The IV insertion was just as bad–the foot didn’t work, the arm didn’t look promising, so they went to the forehead (where they started on our first night).  I wish there was a good way to specifically request the person from the vampire group that we really like and who had great skill in inserting the IV.  If something happens to this IV, I’ll figure out a way.  The person we got seemed to have no experience with infants–she didn’t even know about Sweet-Ease!  She placed a rubber band around Sophia’s head to serve as a tourniquet and then asked if she could cut her hair!
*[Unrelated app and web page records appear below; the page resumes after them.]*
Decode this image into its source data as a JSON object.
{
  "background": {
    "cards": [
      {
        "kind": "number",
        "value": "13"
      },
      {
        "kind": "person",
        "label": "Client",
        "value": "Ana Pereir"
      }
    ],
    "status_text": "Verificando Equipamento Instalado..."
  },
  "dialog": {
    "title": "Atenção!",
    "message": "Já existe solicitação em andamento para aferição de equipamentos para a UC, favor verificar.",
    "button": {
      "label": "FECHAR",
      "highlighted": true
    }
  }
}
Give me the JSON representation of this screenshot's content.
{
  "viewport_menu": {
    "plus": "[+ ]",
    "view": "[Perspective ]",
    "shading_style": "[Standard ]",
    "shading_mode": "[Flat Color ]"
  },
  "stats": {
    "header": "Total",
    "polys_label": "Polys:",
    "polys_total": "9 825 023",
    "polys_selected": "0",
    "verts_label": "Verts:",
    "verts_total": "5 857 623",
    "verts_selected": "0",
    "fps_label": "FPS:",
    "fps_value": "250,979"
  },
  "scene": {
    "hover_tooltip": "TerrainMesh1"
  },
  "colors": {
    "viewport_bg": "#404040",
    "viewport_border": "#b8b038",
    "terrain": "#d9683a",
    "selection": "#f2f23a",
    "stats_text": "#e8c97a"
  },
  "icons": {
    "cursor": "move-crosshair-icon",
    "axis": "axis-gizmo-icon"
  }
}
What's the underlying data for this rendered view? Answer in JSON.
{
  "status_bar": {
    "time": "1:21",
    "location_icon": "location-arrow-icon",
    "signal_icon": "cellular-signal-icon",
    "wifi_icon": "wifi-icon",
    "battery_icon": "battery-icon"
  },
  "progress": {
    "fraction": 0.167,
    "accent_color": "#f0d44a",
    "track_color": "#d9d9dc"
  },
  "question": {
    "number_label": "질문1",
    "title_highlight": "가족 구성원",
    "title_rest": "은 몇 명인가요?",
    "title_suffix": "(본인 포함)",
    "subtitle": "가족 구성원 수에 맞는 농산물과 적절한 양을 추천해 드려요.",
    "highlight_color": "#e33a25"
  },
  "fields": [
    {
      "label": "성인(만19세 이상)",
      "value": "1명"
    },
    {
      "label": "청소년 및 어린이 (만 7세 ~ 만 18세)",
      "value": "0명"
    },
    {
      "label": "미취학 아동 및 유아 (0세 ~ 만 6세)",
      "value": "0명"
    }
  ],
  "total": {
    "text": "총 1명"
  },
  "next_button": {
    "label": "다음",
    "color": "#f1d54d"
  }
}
Both I and the nurse both blurted out at the same time–NO!

 

As it turned out, the urine sample from the previous night was too small to do a full urine culture, and the sample showed some white cell activity,  so they ordered a catheter again.  A urologist tried unsuccessfully several times to insert the catheter, leaving us with only two options–a surgical catheter or holding the cup again.  By the end of the day, they determined they really didn’t need it that badly–thank goodness!  

 

Sophia also got a nose culture, which was by far the least painful of all of the procedures of the day.  In the midst of all of this, PT came by for exercises–we politely told her she’d already had a pretty full day and would have to skip the workout until tomorrow.  

 

Cardiology visited and was really pleased with her condition post-hi-flow oxygen.  They turned it down to room air, so right now she is just getting the flow, and her sats are still good.  

 

The GI doc then came by to say that they are working to rule out infection now, but are really pleased that she is not getting worse.  If the culprit is aspiration (milk in her lungs) we have a lot of decisions to make.  Because this could happen again, some docs recommend that she get the G-tube/Nissen now, others will wait.  It sounds like she is likely to need that after cutting through her sternum during her second surgery, so we may be there inevitably.  He is moving forward with the barium enema tomorrow (another horribly painful procedure) and gave approval for Sophia to start eating again (only one ounce every 2 hours).  

 

Our private room turned out to have a heating difficultly–60 degree air venting out even though the thermostat was turned way up–so we are moving again (as John says, another step closer to the door and home).  We’ll be spending the rest of the night “snuzzling” her (as Simon would say) between feedings…